“There are two principles that determine the military relationship: no permanent bases and no permanent existence,” Rikabi said. “In such a way, there should be a timetable for withdrawal.”
And from the New York Times:
- In Baghdad, a member of Mr. Malikiâ€™s Dawa Party, Ali al-Adeeb, said the withdrawal of American and other foreign forces was fundamental to an accord.
â€œThe Iraqi government considers the determination of a specific date for the withdrawal of foreign forces an important issue to deal with,â€ he said. â€œI donâ€™t know what the American side thinks, but we consider it the core of the subject.â€
Representative Bill Delahunt, a Democrat from Massachusetts who has held hearings on the legality of the agreement the administration is seeking, said that â€œa timetable with specific dates is critical,â€ calling the White Houseâ€™s time horizon â€œvery vague and nebulous.â€
He welcomed the pending agreement as â€œfar less grandiose than what was initially articulated,â€ but said he remained concerned about the legal authority allowing American military operations in Iraq once the United Nations mandate expired on Dec. 31 of this year.
Can the US get its shit out in a short space?
Last September, the Center for American Progress issued a report authored by Lawrence Korb and others detailing a 12-month time-frame for redeployment from Iraq. The report shows that â€œit is possible to conduct an orderly and relatively complete redeployment of U.S. forces from Iraq in roughly a year…”
- During [a 10 to 12 month] time-frame, the military will not replace outgoing troops as they rotate home at the end of their tours and will draw down force and equipment levels gradually, at a pace similar to previous rotations conducted by our military over the past four years.
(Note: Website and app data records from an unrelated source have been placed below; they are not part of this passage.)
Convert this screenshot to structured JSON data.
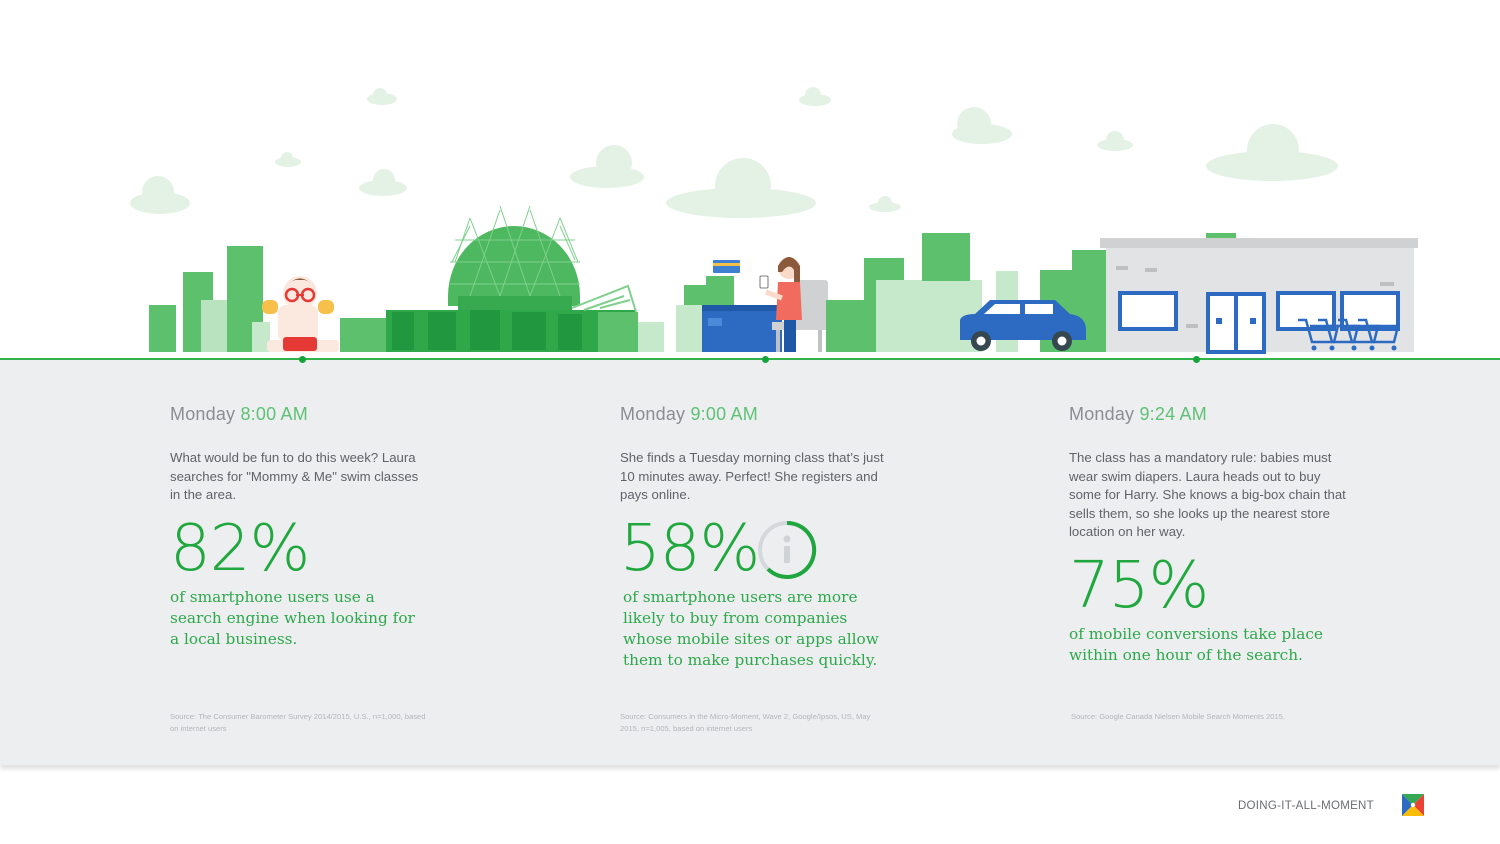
{
  "moments": [
    {
      "day": "Monday",
      "time": "8:00 AM",
      "description": "What would be fun to do this week? Laura searches for \"Mommy & Me\" swim classes in the area.",
      "stat": "82%",
      "stat_description": "of smartphone users use a search engine when looking for a local business.",
      "source": "Source: The Consumer Barometer Survey 2014/2015, U.S., n=1,000, based on internet users"
    },
    {
      "day": "Monday",
      "time": "9:00 AM",
      "description": "She finds a Tuesday morning class that’s just 10 minutes away. Perfect! She registers and pays online.",
      "stat": "58%",
      "stat_description": "of smartphone users are more likely to buy from companies whose mobile sites or apps allow them to make purchases quickly.",
      "source": "Source: Consumers in the Micro-Moment, Wave 2, Google/Ipsos, US, May 2015, n=1,005, based on internet users"
    },
    {
      "day": "Monday",
      "time": "9:24 AM",
      "description": "The class has a mandatory rule: babies must wear swim diapers. Laura heads out to buy some for Harry. She knows a big-box chain that sells them, so she looks up the nearest store location on her way.",
      "stat": "75%",
      "stat_description": "of mobile conversions take place within one hour of the search.",
      "source": "Source: Google Canada Nielsen Mobile Search Moments 2015."
    }
  ],
  "footer": {
    "label": "DOING-IT-ALL-MOMENT"
  },
  "icons": [
    "info-icon",
    "brand-logo-icon"
  ],
  "colors": {
    "accent_green": "#20a83e",
    "panel_bg": "#eceef0",
    "light_green": "#c8e8cc"
  }
}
According to a U.S. military official in Baghdad involved in planning, a withdrawal could take place safely in this time period.
The report states that the U.S. â€œclearly wants to remove all equipment of value or sensitive nature from Iraq as it withdraws, but it does not need to remove every nut and bolt belonging to the U.S. government.â€
- It is now a commonplace in Washington to point out that the Bush administration had no exit strategy from Iraq, but to this day few bother to say the obvious: It had no exit strategy because its top officials never planned on or expected to leave that country.